- Of vehicles surveyed, more than a third (37 percent) of motorists rolled through stop signs at intersections and nearly a tenth (7 percent) of motorists did not even slow down before the stop sign.
- At intersections with marked crosswalks, one quarter (25 percent) of vehicles stopped in or past the crosswalks.
- When only child pedestrians were present, nearly a third (32 percent) of motorists violated the stop signs.
- At intersections where pedestrians were crossing, nearly a quarter (24 percent) of drivers did not come to a complete stop.
The report further states that, “Each year, stop sign violations are associated with approximately 200 fatal crashes and 17,000 non-fatal injury crashes. Children are at risk of injury when stop sign and pedestrian right-of-way laws are violated.”
STOP! TAKE 3 TO SEE™ promotes correct observance of stop signs – no matter where these appear. For more information about how to integrate this initiative in to your overall approach to traffic safety, please call or e-mail. We want to see these numbers come down as we all do what is in our power to create safer streets for the benefit of all.

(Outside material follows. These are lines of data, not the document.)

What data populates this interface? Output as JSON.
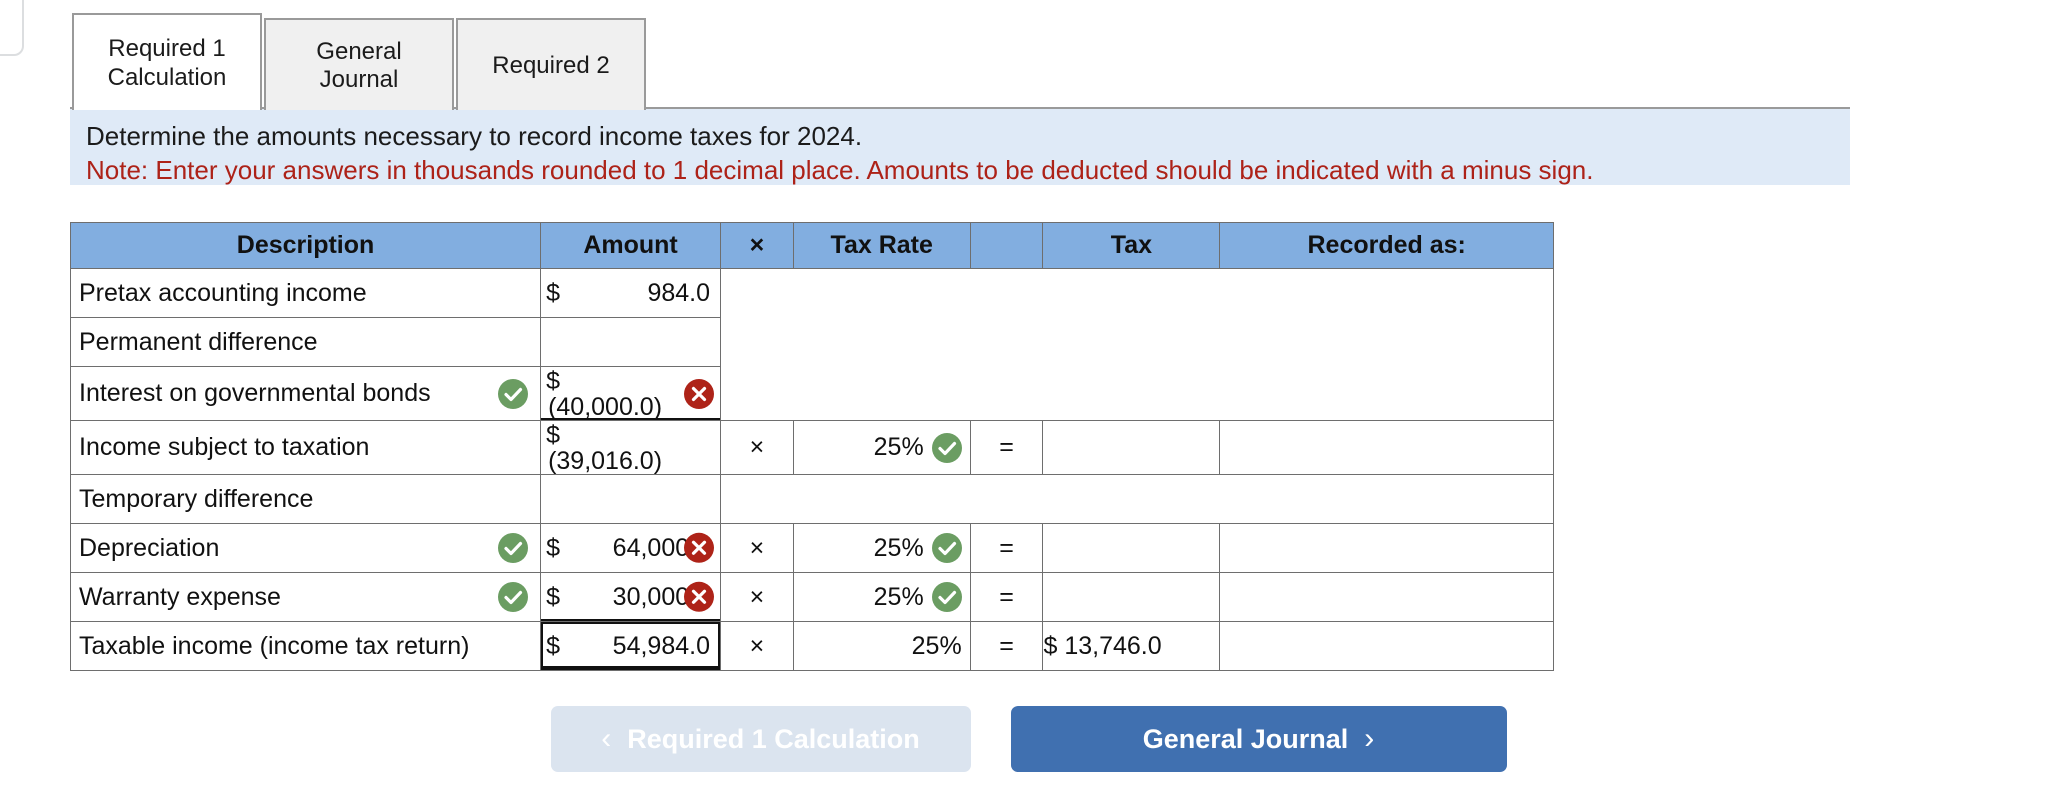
{
  "tabs": [
    {
      "label": "Required 1\nCalculation",
      "active": true
    },
    {
      "label": "General\nJournal",
      "active": false
    },
    {
      "label": "Required 2",
      "active": false
    }
  ],
  "banner": {
    "instruction": "Determine the amounts necessary to record income taxes for 2024.",
    "note": "Note: Enter your answers in thousands rounded to 1 decimal place. Amounts to be deducted should be indicated with a minus sign."
  },
  "table": {
    "headers": {
      "description": "Description",
      "amount": "Amount",
      "multiply": "×",
      "tax_rate": "Tax Rate",
      "equals": "",
      "tax": "Tax",
      "recorded_as": "Recorded as:"
    },
    "rows": [
      {
        "description": "Pretax accounting income",
        "desc_status": "",
        "amount_dollar": "$",
        "amount_value": "984.0",
        "amount_status": "",
        "amount_wrap": false,
        "multiply": "",
        "tax_rate": "",
        "rate_status": "",
        "equals": "",
        "tax": "",
        "recorded_as": "",
        "has_calc_columns": false
      },
      {
        "description": "Permanent difference",
        "desc_status": "",
        "amount_dollar": "",
        "amount_value": "",
        "amount_status": "",
        "amount_wrap": false,
        "multiply": "",
        "tax_rate": "",
        "rate_status": "",
        "equals": "",
        "tax": "",
        "recorded_as": "",
        "has_calc_columns": false
      },
      {
        "description": "Interest on governmental bonds",
        "desc_status": "ok",
        "amount_dollar": "$",
        "amount_value": "(40,000.0)",
        "amount_status": "bad",
        "amount_wrap": true,
        "multiply": "",
        "tax_rate": "",
        "rate_status": "",
        "equals": "",
        "tax": "",
        "recorded_as": "",
        "has_calc_columns": false
      },
      {
        "description": "Income subject to taxation",
        "desc_status": "",
        "amount_dollar": "$",
        "amount_value": "(39,016.0)",
        "amount_status": "",
        "amount_wrap": true,
        "multiply": "×",
        "tax_rate": "25%",
        "rate_status": "ok",
        "equals": "=",
        "tax": "",
        "recorded_as": "",
        "has_calc_columns": true
      },
      {
        "description": "Temporary difference",
        "desc_status": "",
        "amount_dollar": "",
        "amount_value": "",
        "amount_status": "",
        "amount_wrap": false,
        "multiply": "",
        "tax_rate": "",
        "rate_status": "",
        "equals": "",
        "tax": "",
        "recorded_as": "",
        "has_calc_columns": false
      },
      {
        "description": "Depreciation",
        "desc_status": "ok",
        "amount_dollar": "$",
        "amount_value": "64,000.0",
        "amount_status": "bad",
        "amount_wrap": false,
        "multiply": "×",
        "tax_rate": "25%",
        "rate_status": "ok",
        "equals": "=",
        "tax": "",
        "recorded_as": "",
        "has_calc_columns": true
      },
      {
        "description": "Warranty expense",
        "desc_status": "ok",
        "amount_dollar": "$",
        "amount_value": "30,000.0",
        "amount_status": "bad",
        "amount_wrap": false,
        "multiply": "×",
        "tax_rate": "25%",
        "rate_status": "ok",
        "equals": "=",
        "tax": "",
        "recorded_as": "",
        "has_calc_columns": true
      },
      {
        "description": "Taxable income (income tax return)",
        "desc_status": "",
        "amount_dollar": "$",
        "amount_value": "54,984.0",
        "amount_status": "focused",
        "amount_wrap": false,
        "multiply": "×",
        "tax_rate": "25%",
        "rate_status": "",
        "equals": "=",
        "tax": "$ 13,746.0",
        "recorded_as": "",
        "has_calc_columns": true
      }
    ]
  },
  "footer": {
    "prev_label": "Required 1 Calculation",
    "prev_chevron": "‹",
    "next_label": "General Journal",
    "next_chevron": "›"
  },
  "colors": {
    "header_blue": "#82aee0",
    "banner_blue": "#dfeaf7",
    "note_red": "#ad2218",
    "badge_ok_green": "#6b9d62",
    "badge_bad_red": "#ae2318",
    "next_button_blue": "#4070b0",
    "prev_button_gray": "#dbe4ef"
  }
}
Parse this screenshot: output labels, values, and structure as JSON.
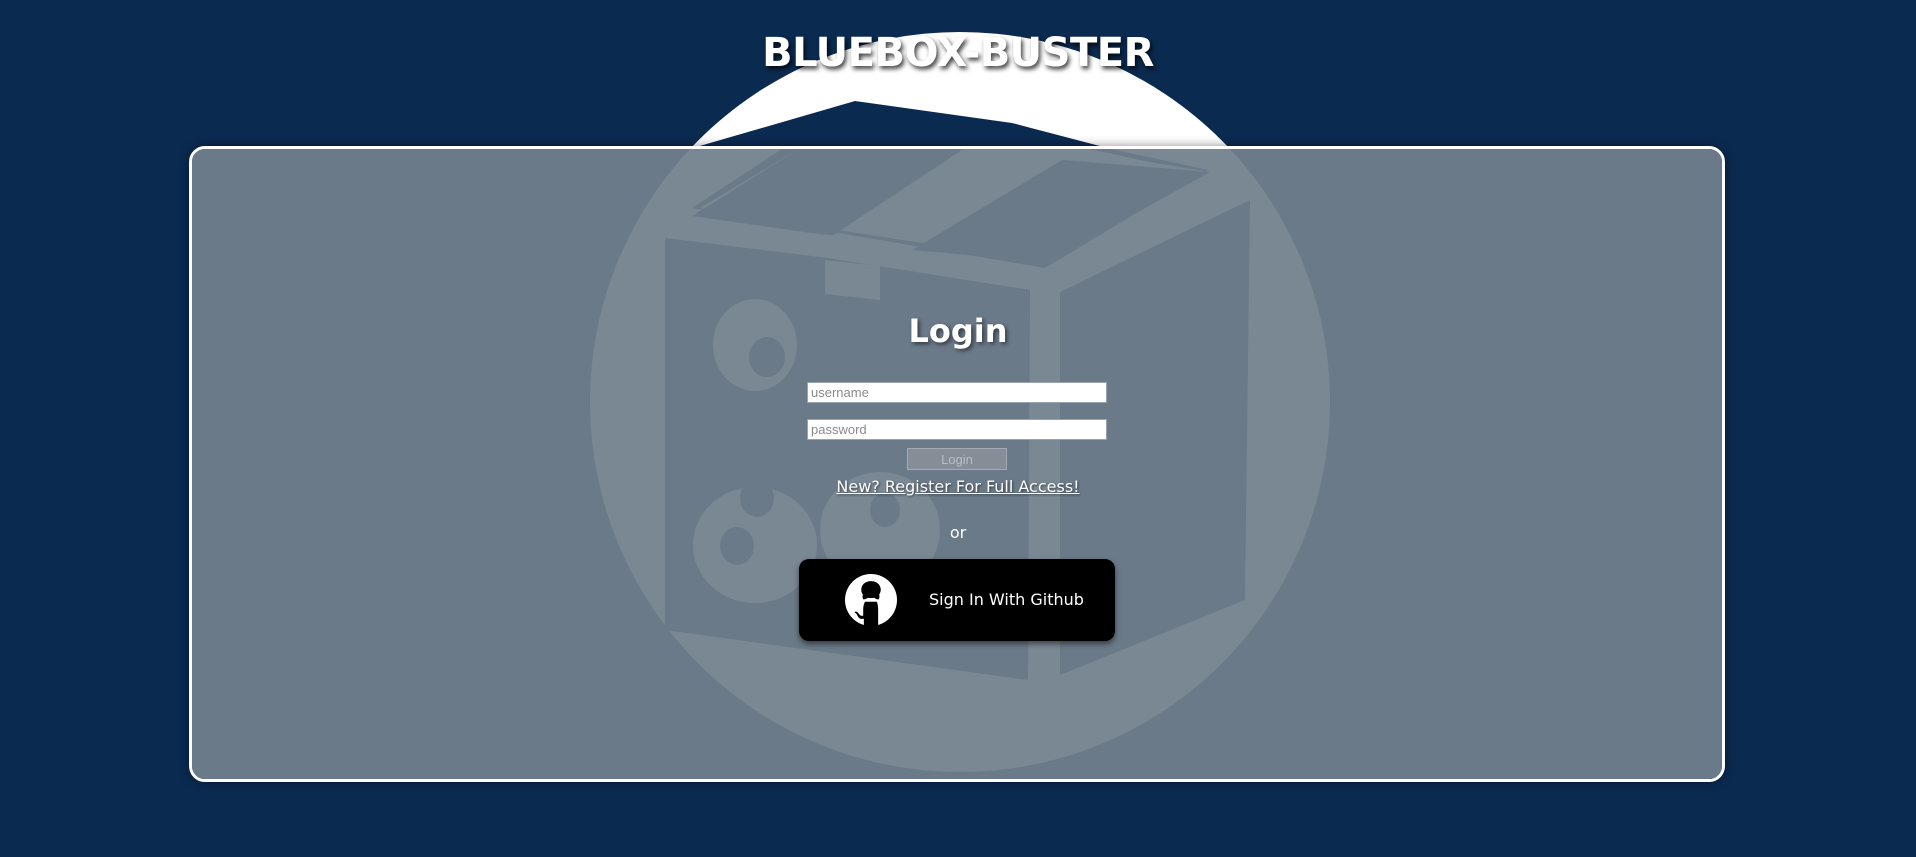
{
  "app": {
    "title": "BLUEBOX-BUSTER"
  },
  "login": {
    "heading": "Login",
    "username": {
      "value": "",
      "placeholder": "username"
    },
    "password": {
      "value": "",
      "placeholder": "password"
    },
    "submit_label": "Login",
    "register_link": "New? Register For Full Access!",
    "or_text": "or",
    "github_button": "Sign In With Github"
  },
  "colors": {
    "background": "#0b2a50",
    "panel": "#6b7a89",
    "logo_disc": "#7a8894",
    "button_black": "#000000"
  },
  "icons": {
    "logo": "box-icon",
    "github": "github-icon"
  }
}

We encourage you to browse our site for helpful information. Discover how easy it is to begin a KEEP KIDS ALIVE DRIVE 25® campaign in your own community! It’s easy, it’s informative and a great place to share ideas. Connect with local contacts in your state, click here to view all State Contacts.